  12. as you know Mike, I don't hold Orvis in very high esteem any more. I think this is nothing but a cheap marketing ploy. It is the equivalent to a bunch of white kids wearing FUBU. I am no Trout Bum (c), but I am pretty sure my t-shirts shouldn't have to identify me that specifically. Those who choose to buy these overpriced shirts should be dubbed "figgers."

  13. I'm pretty sure these are all articles of clothing they've sold before...they just crumpled each one into a ball before taking its product photo. It's like the opposite of wrinkle free.

    If they *really* wanted to market clothes to most modern fish bums, not only would they be cheaper, but they'd cater to the angler who doesn't have pristine wilderness streams.

    Maybe some wading pants that would repel the used needles floating down from the junkies that live up under the next bridge? A shirt that changed color when the amount of toxic chemicals from the factory outflow goes up to harmful levels? Boots designed to grip didymo-covered concrete? A belt with integrated cup-holder and bottle opener? Breathables that wouldnt make so much noise when you as not to attract attention from the seedier elements? Kevlar fishing vest?

    Get on it, Orvis.

  14. They make a Kevlar vest with a tuck-away, inside holster pocket for my G 27 and I'll buy two.

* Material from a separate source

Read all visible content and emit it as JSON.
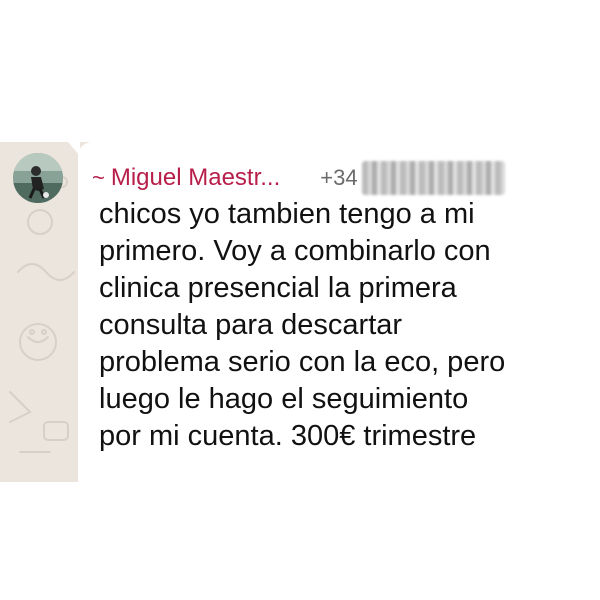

    Orvis simply knows who butters their bread. While most ffing companies are having to cut back and go "economy" Orvis ( and probably Winston, T&T, etc.) know where their sales come from.....

    but that's still no trout bum shirt, even if T-rage does buy one. You can't make a shirt, rod, or truck a "trout bum" entity by simply placing a trout bum inside it. A boat? Hmm...that one is up for debate...

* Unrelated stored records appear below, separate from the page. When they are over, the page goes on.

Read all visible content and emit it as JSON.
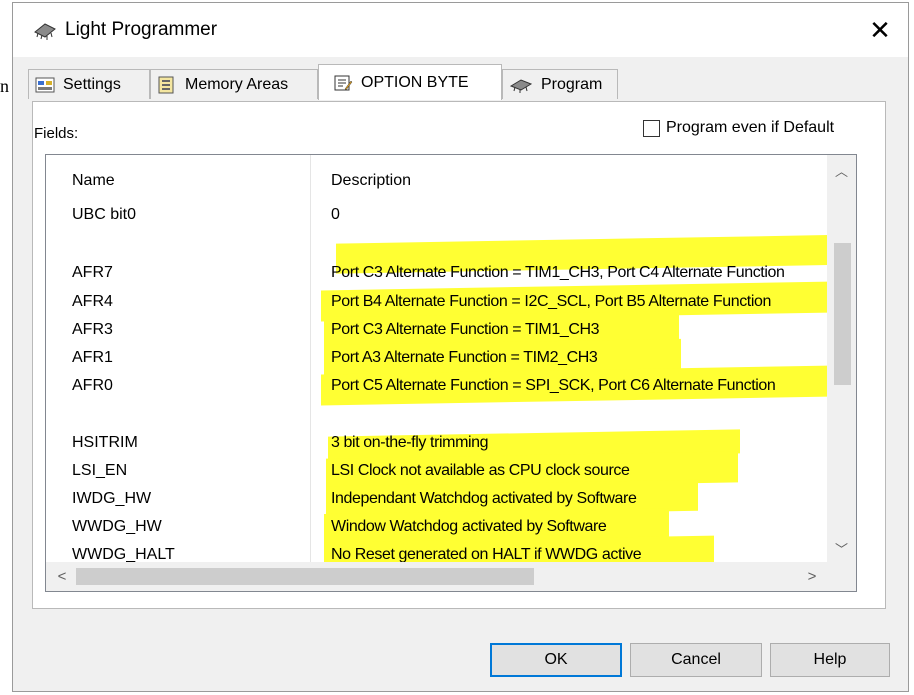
{
  "background": {
    "edge_letter": "n"
  },
  "window": {
    "title": "Light Programmer",
    "close_glyph": "✕"
  },
  "tabs": [
    {
      "label": "Settings",
      "icon": "settings-icon"
    },
    {
      "label": "Memory Areas",
      "icon": "memory-areas-icon"
    },
    {
      "label": "OPTION BYTE",
      "icon": "option-byte-icon",
      "active": true
    },
    {
      "label": "Program",
      "icon": "chip-icon"
    }
  ],
  "fields_label": "Fields:",
  "program_default": {
    "label": "Program even if Default",
    "checked": false
  },
  "columns": {
    "name": "Name",
    "description": "Description"
  },
  "rows": [
    {
      "name": "UBC bit0",
      "description": "0"
    },
    {
      "name": "",
      "description": ""
    },
    {
      "name": "AFR7",
      "description": "Port C3 Alternate Function = TIM1_CH3, Port C4 Alternate Function"
    },
    {
      "name": "AFR4",
      "description": "Port B4 Alternate Function = I2C_SCL, Port B5 Alternate Function"
    },
    {
      "name": "AFR3",
      "description": "Port C3 Alternate Function = TIM1_CH3"
    },
    {
      "name": "AFR1",
      "description": "Port A3 Alternate Function = TIM2_CH3"
    },
    {
      "name": "AFR0",
      "description": "Port C5 Alternate Function = SPI_SCK, Port C6 Alternate Function"
    },
    {
      "name": "",
      "description": ""
    },
    {
      "name": "HSITRIM",
      "description": "3 bit on-the-fly trimming"
    },
    {
      "name": "LSI_EN",
      "description": "LSI Clock not available as CPU clock source"
    },
    {
      "name": "IWDG_HW",
      "description": "Independant Watchdog activated by Software"
    },
    {
      "name": "WWDG_HW",
      "description": "Window Watchdog activated by Software"
    },
    {
      "name": "WWDG_HALT",
      "description": "No Reset generated on HALT if WWDG active"
    }
  ],
  "highlight_color": "#ffff33",
  "scroll_glyphs": {
    "up": "︿",
    "down": "﹀",
    "left": "<",
    "right": ">"
  },
  "buttons": {
    "ok": "OK",
    "cancel": "Cancel",
    "help": "Help"
  }
}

  15. Trout Bum sounds so derogatory to real trout fishermen... Hobo or Tramp is much more appropriate =)

    Hobos are often nomadic, traveling to this location and that for a lucrative position to get by and also move on to other enterprises.

    Tramps do a great deal of wandering as well, but perhaps not for OFFICIAL jobs and sustain themselves through Couch surfing, stealth camping, dumpster-diving and so on.

    Bums however are mostly stationary and whose only interaction with the city is to adorn the streets and hope that their 'beauty' is rewarded

    But that last picture is definitely of a bum.. sure he's spending his momma's money on that garbage wear...

  16. The guy in the Orvis photo, rowing the drift boat with his lab....he is the real deal. He sleeps in his truck, swills his whiskey, pics his guitar, and loves fishing like he loves his women...deeply and authentically. At least Orvis got that part of the equation right.

  17. I am now the proud owner of a Trout Bum zipper sweatshirt. Orvis selected me as a random winner for commenting on their Trout Bum weekly post.

    Thank you Orvis, I will wear it with pride.

  18. The clothes are cool and decent quality. They are not made for fishing however nor are they for trout bums as they are much to expensive. They are attire made for wealthier professional types who flyfish. Orvis is not designed for poor people. Just like Cartier watches, arc teryx outer wear etc. Walmart attracts a certain demographic as does Orvis etc.